How do I get my site verified by Google Chrome so it has the green box in the address bar? I honestly don't know how to do this. Also, do I have to ask Google to verify it?
The 'green box' in the Chrome address bar isn't anything to do with verification by Google - as Stephen alluded to in the comments on your question, it's an indication that your site has an Extended Verification (EV) security certificate.
This is generally a 'premium' SSL product offered by many SSL certificate providers. To get one of these certificates, the best place to start is usually your web host, who can handle the entire process of generating a certificate signing request, purchasing the certificate for you, and installing it. It is sometimes possible to do this yourself through your web hosting control panel, but you'll need to know your way around it to do this.
If you do decide to go down the route of doing it yourself, most trusted certificate providers should be able to provide you with an EV certificate. These include companies such as Comodo, Thawte, Verisign and many others. Typically they also provide instructions for setup on popular hosting control panels.
As Tim Malone said, this is a special type of SSL certificate that is usually sold at a premium by certificate authorities. The going rate is usually at least a couple of hundred dollars.
What Tim did not mention, and part of the reason for the elevated price, is that there is a certain amount of paperwork involved that has to be submitted to and checked by the CA that you are purchasing the certificate from. This paperwork usually includes verifying that the business requesting the certificate is duly registered with the state or country, getting an executive from the company to sign off on the request, and possibly other things. Unlike other certificates, you can't just purchase it, do a five-minute automated verification, and have the certificate installed within a few hours at most. These certificates are called "Extended Validation" for a reason - everything must be checked to make sure that the person requesting the certificate works for the company they are requesting it for and has the authority to be requesting it.

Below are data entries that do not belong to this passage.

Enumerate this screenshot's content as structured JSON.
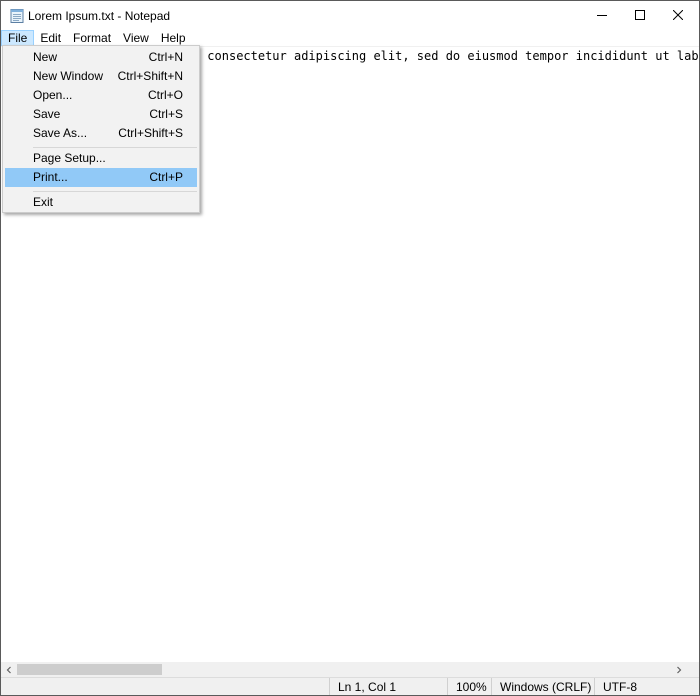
{
  "window": {
    "title": "Lorem Ipsum.txt - Notepad"
  },
  "menubar": {
    "items": [
      {
        "label": "File",
        "active": true
      },
      {
        "label": "Edit"
      },
      {
        "label": "Format"
      },
      {
        "label": "View"
      },
      {
        "label": "Help"
      }
    ]
  },
  "editor": {
    "text": "Lorem ipsum dolor sit amet, consectetur adipiscing elit, sed do eiusmod tempor incididunt ut labore et dolore magna aliqua."
  },
  "file_menu": {
    "items": [
      {
        "label": "New",
        "shortcut": "Ctrl+N"
      },
      {
        "label": "New Window",
        "shortcut": "Ctrl+Shift+N"
      },
      {
        "label": "Open...",
        "shortcut": "Ctrl+O"
      },
      {
        "label": "Save",
        "shortcut": "Ctrl+S"
      },
      {
        "label": "Save As...",
        "shortcut": "Ctrl+Shift+S"
      },
      {
        "label": "Page Setup...",
        "shortcut": ""
      },
      {
        "label": "Print...",
        "shortcut": "Ctrl+P",
        "highlighted": true
      },
      {
        "label": "Exit",
        "shortcut": ""
      }
    ]
  },
  "statusbar": {
    "position": "Ln 1, Col 1",
    "zoom": "100%",
    "line_ending": "Windows (CRLF)",
    "encoding": "UTF-8"
  },
  "icons": {
    "app": "notepad-icon",
    "minimize": "minimize-icon",
    "maximize": "maximize-icon",
    "close": "close-icon",
    "scroll_left": "chevron-left-icon",
    "scroll_right": "chevron-right-icon"
  },
  "colors": {
    "menu_active_bg": "#cce8ff",
    "menu_highlight_bg": "#91c9f7",
    "dropdown_bg": "#f2f2f2",
    "statusbar_bg": "#f0f0f0"
  }
}
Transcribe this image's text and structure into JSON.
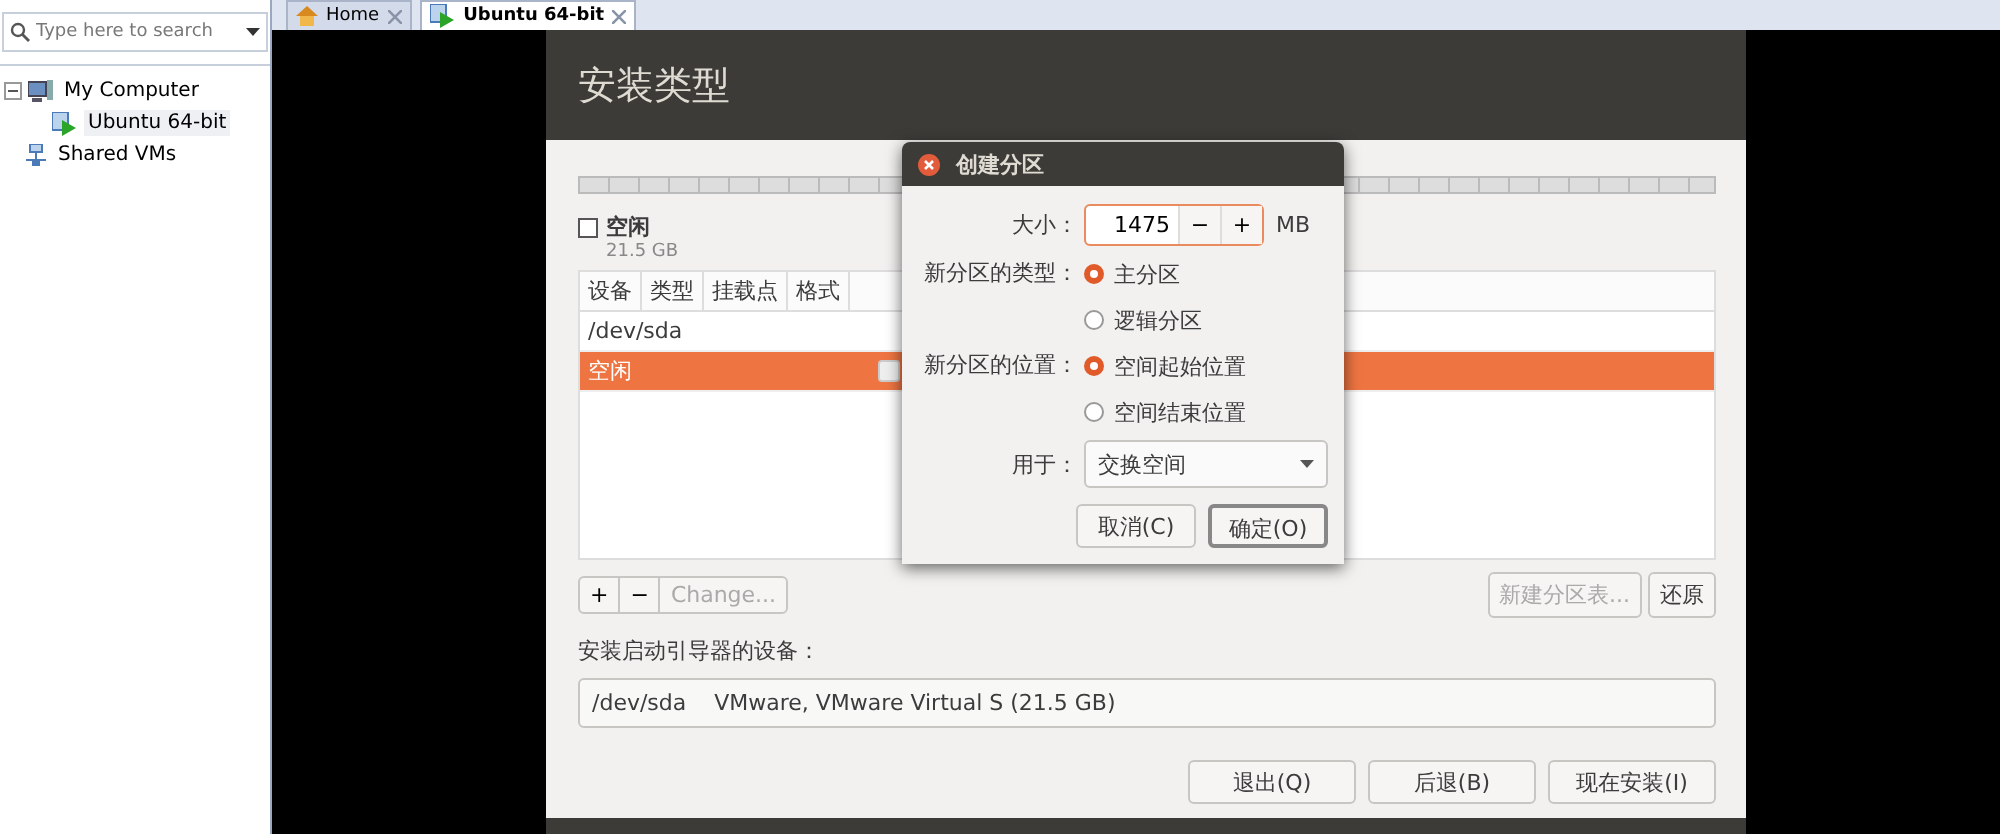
{
  "library": {
    "search": {
      "placeholder": "Type here to search"
    },
    "tree": [
      {
        "label": "My Computer",
        "expanded": true,
        "selected": false,
        "children": [
          {
            "label": "Ubuntu 64-bit",
            "selected": true
          }
        ]
      },
      {
        "label": "Shared VMs",
        "selected": false
      }
    ]
  },
  "tabs": [
    {
      "label": "Home",
      "selected": false
    },
    {
      "label": "Ubuntu 64-bit",
      "selected": true
    }
  ],
  "installer": {
    "title": "安装类型",
    "free_space": {
      "label": "空闲",
      "size": "21.5 GB",
      "checked": false
    },
    "table": {
      "columns": [
        "设备",
        "类型",
        "挂载点",
        "格式"
      ],
      "rows": [
        {
          "device": "/dev/sda",
          "selected": false
        },
        {
          "device": "空闲",
          "selected": true,
          "format_checked": false
        }
      ]
    },
    "add": "+",
    "remove": "−",
    "change": {
      "label": "Change...",
      "disabled": true
    },
    "new_table": {
      "label": "新建分区表...",
      "disabled": true
    },
    "revert": {
      "label": "还原",
      "disabled": false
    },
    "bootloader_label": "安装启动引导器的设备：",
    "bootloader_device": "/dev/sda    VMware, VMware Virtual S (21.5 GB)",
    "buttons": [
      {
        "label": "退出(Q)"
      },
      {
        "label": "后退(B)"
      },
      {
        "label": "现在安装(I)"
      }
    ]
  },
  "dialog": {
    "title": "创建分区",
    "size_label": "大小：",
    "size_value": "1475",
    "minus": "−",
    "plus": "+",
    "unit": "MB",
    "type_label": "新分区的类型：",
    "type_options": [
      {
        "label": "主分区",
        "selected": true
      },
      {
        "label": "逻辑分区",
        "selected": false
      }
    ],
    "location_label": "新分区的位置：",
    "location_options": [
      {
        "label": "空间起始位置",
        "selected": true
      },
      {
        "label": "空间结束位置",
        "selected": false
      }
    ],
    "use_label": "用于：",
    "use_value": "交换空间",
    "buttons": [
      {
        "label": "取消(C)",
        "default": false
      },
      {
        "label": "确定(O)",
        "default": true
      }
    ]
  }
}
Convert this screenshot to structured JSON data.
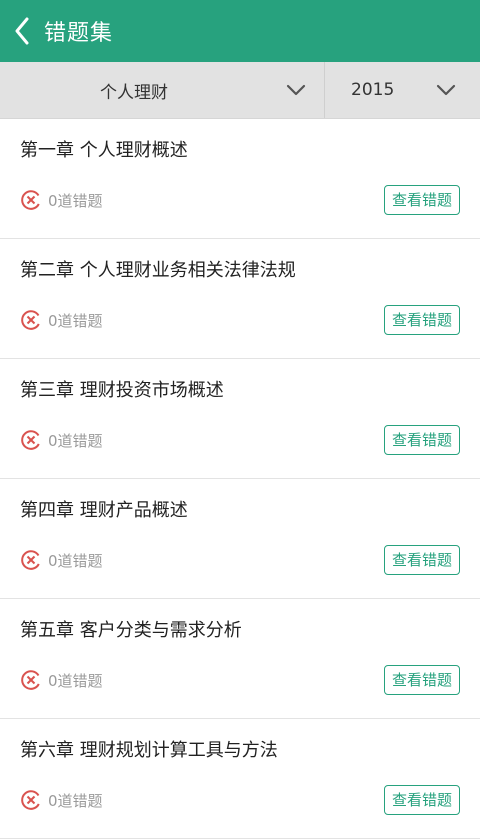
{
  "header": {
    "title": "错题集"
  },
  "filters": {
    "subject": "个人理财",
    "year": "2015"
  },
  "chapters": [
    {
      "title": "第一章 个人理财概述",
      "count": "0道错题",
      "button": "查看错题"
    },
    {
      "title": "第二章 个人理财业务相关法律法规",
      "count": "0道错题",
      "button": "查看错题"
    },
    {
      "title": "第三章 理财投资市场概述",
      "count": "0道错题",
      "button": "查看错题"
    },
    {
      "title": "第四章 理财产品概述",
      "count": "0道错题",
      "button": "查看错题"
    },
    {
      "title": "第五章 客户分类与需求分析",
      "count": "0道错题",
      "button": "查看错题"
    },
    {
      "title": "第六章 理财规划计算工具与方法",
      "count": "0道错题",
      "button": "查看错题"
    }
  ],
  "colors": {
    "primary": "#27a27e",
    "error": "#d9534f"
  },
  "icons": {
    "back": "chevron-left-icon",
    "dropdown": "chevron-down-icon",
    "wrong": "x-circle-icon"
  }
}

I think this question deserves a bit more background... There's different types of SSL/TLS certificates that can be issued by a Certificate Authority (CA), who basically acts like a notary, certifying that the domain you're accessing, is really the real site, and you're accessing it securely.
When you access a site that uses HTTPS, the site's server will send its SSL/TLS certificate and which the browser will check. A "Green lock" showing up means the site's certificate is valid, (signed by a CA), and the entire contents of the page and the connection is encrypted. A green lock tells that you are actually connected to the actual real server used by that domain.
The other type of "green lock" has the name of the business entity, and is an Extended Validation (EV) SSL/TLS certificate that is valid. Only businesses can apply for EV certificates, and these involve a more thorough issuing process by a Certificate Authority (CA) who basically really makes sure that the site google.com is actually owned by Google, Inc.
Often, static websites that aren't very complex, or don't store passwords, or sensitive info don't really need (but are highly encouraged) to encrypt their traffic using HTTPS and SSL certificates. As stated in that question, using HTTPS doesn't just secure the connection, but also provides authenticity which is important even for simple static sites.
For personal websites, you can get a regular DV (Domain Validation) SSL/TLS certificate. The way to do this depends on where your site is hosted, but the gist of it is you need to create a private key (2048-bit please) and with it create a Certificate Signing Request (domainame.csr) file to send to a CA to issue/sign you a certificate. After you have the CA-signed public certificate, and your private key, you tell your web server where they are, and to use SSL/TSL, the details vary depending your setup.
You can use startssl.com, to get a regular SSL certificate for free, btw. HTH
Other answers say how to get the certificate, but don't mention that your users need to be using your site over HTTPS to see the green bar even once you have the certificate installed.
If showing the green verification is important for you and your site, you should redirect your HTTP site to your HTTPS site so that users always use the HTTPS version that has the validation.